Imagine you’re looking at three particles standing in a line called: Josh, Ray and Monica. If Josh is to the left of Ray who is to the left of Monica, then Josh is obviously further away from Monica than from Ray, right?
You’d think. And you’d be right if the line were just like the real number line: it extends from -infinity to infinity. But what if the line is more like a circle: go two meters to the left and you’ve gone all the way around and ended up back where you started. Ru roh.
Let’s use two smart-person words. Our simulated space, which is like a circle in three dimensions, is non-metrizable, but it is a manifold. Phew…uhhhh…say what?? Well the non-metrizability arises from the loss of the triangle inequality, and implies that divide-and-conquer algorithms need to be modified. We are saved by our space being a manifold, because we can always pick a small neighborhood of around a point of interest and map it onto n-dimensional Euclidean space (which does have the triangle inequality).
The problem is easy to fix in 1D, so why don’t we start there? Lets say you’re looking for the nearest neighbor to x1=0.1, run a standard vanilla KD-Tree search. If the nearest neighbor is @ x2=0.1004 you’re done, because even if there was a point x3=0.99999, x3 is still too far away. But if the nearest neighbor to x1 is at x4=0.3 then you need to search the other side of the box. So you do two searches, one for all points close to x1=0.1 and one for all points close to x=1.0 (the far side). Far out, man.
Does that make any sense? I’ll assume it does, since this is more of a monologue anyway. Now lets move to k-dimensions, where shit gets really complicated. Imagine repeating our above procedure in in 2-d, i.e. on a square. Instead of 1 boundary you have to solve 8. Why 8? Because corners have to be treated differently than sides. No, geometry doesn’t want you to sleep on Saturday nights. And a cube, our actual system, has 26 edges, faces and corners.

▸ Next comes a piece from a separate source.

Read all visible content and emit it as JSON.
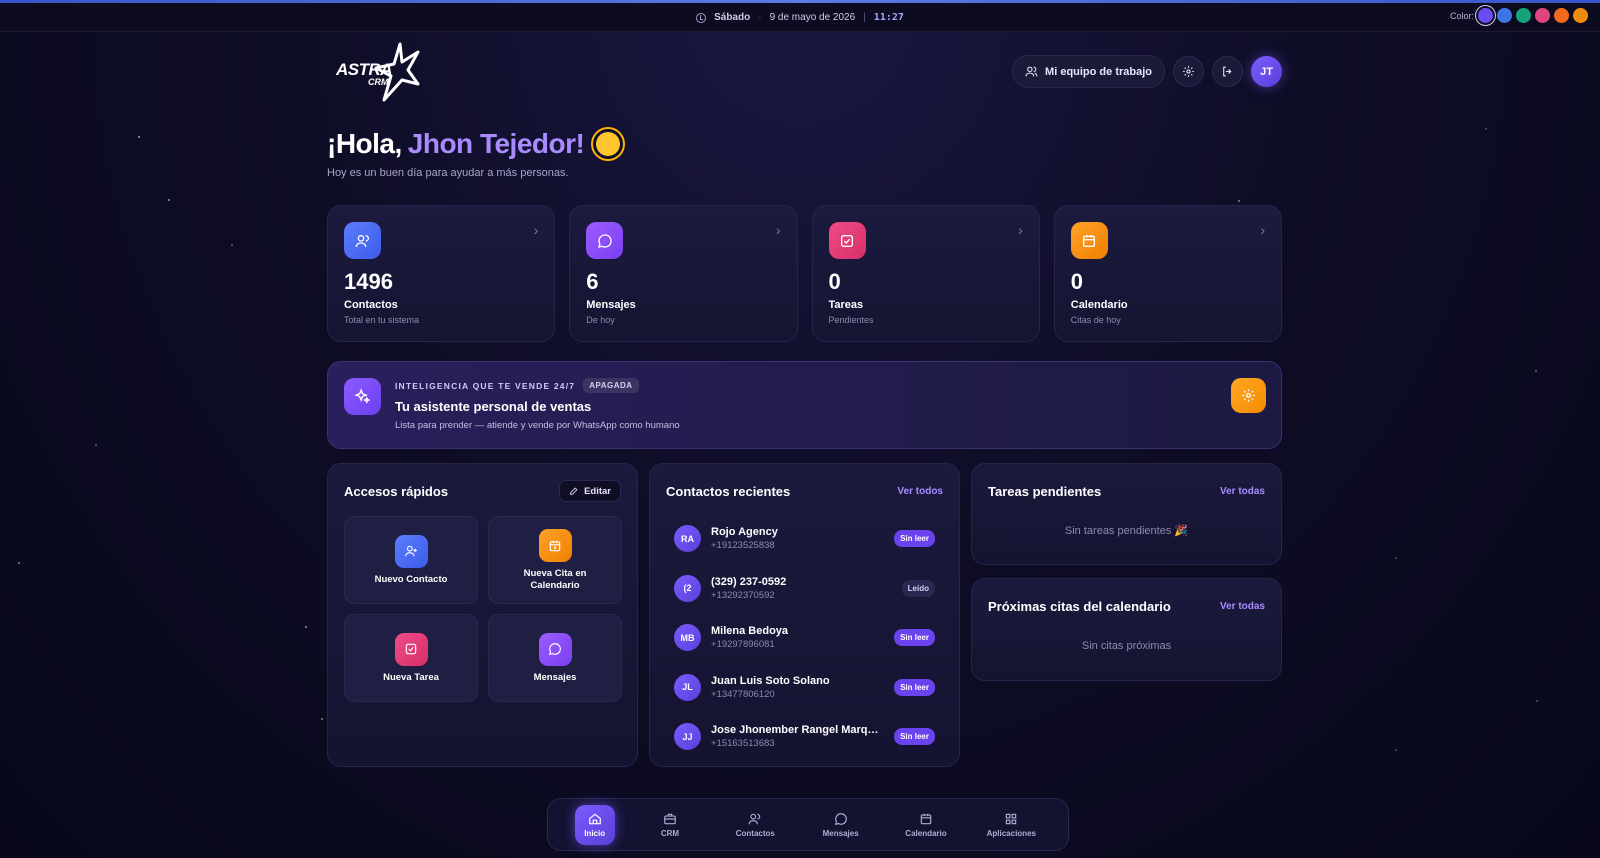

Crap, coding up 26 cases sounds miserable. Besides, even if I did write down all 26 cases, I’d still be stuck with exactly 3-dimensions. Now, we know that the critical question is, “do I need to search that far part of the box too?”, how do we ask for each “far part”. Sounds pretty easy, right? I found this to be a surprisingly tricky math problem. Lemme state it summarily:
Write a concise snippet of C, that enumerates all the faces, edges and corners of a k-dimensional cube. And by concise, I mean finite and unchanging with k. If you had k loops then its easy, but I haven’t told you (even at compile time), what k is.
Leave questions/comments below! Thanks for reading folks!